━━━━━ THE DATA
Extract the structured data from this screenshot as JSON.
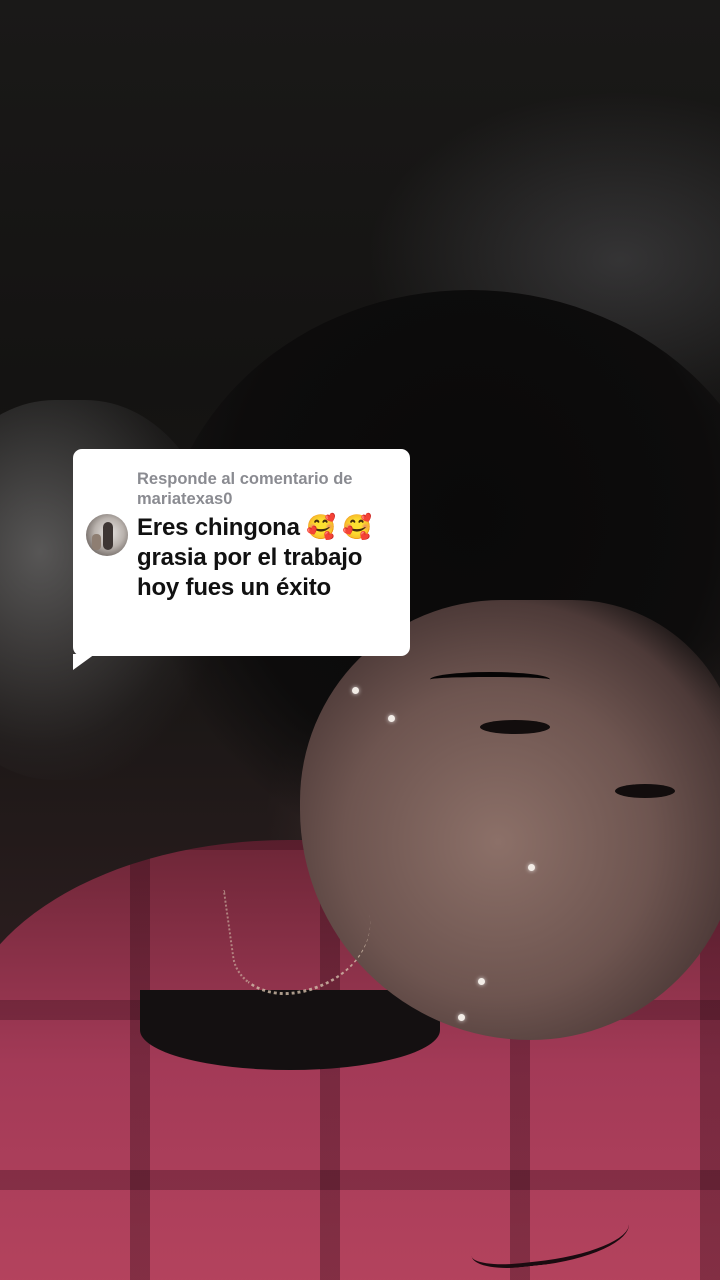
{
  "reply_sticker": {
    "header_line1": "Responde al comentario de",
    "username": "mariatexas0",
    "comment": "Eres chingona 🥰 🥰 grasia por el trabajo hoy fues un éxito"
  },
  "colors": {
    "sticker_bg": "#ffffff",
    "header_text": "#8a8b91",
    "comment_text": "#111111"
  },
  "icons": {
    "avatar": "commenter-avatar"
  }
}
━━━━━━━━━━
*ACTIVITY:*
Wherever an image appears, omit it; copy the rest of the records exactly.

*SOLUTION TO THE EXERCISE:*
Extract the structured data from this screenshot as JSON.
{
  "reply_sticker": {
    "header_line1": "Responde al comentario de",
    "username": "mariatexas0",
    "comment": "Eres chingona 🥰 🥰 grasia por el trabajo hoy fues un éxito"
  },
  "colors": {
    "sticker_bg": "#ffffff",
    "header_text": "#8a8b91",
    "comment_text": "#111111"
  },
  "icons": {
    "avatar": "commenter-avatar"
  }
}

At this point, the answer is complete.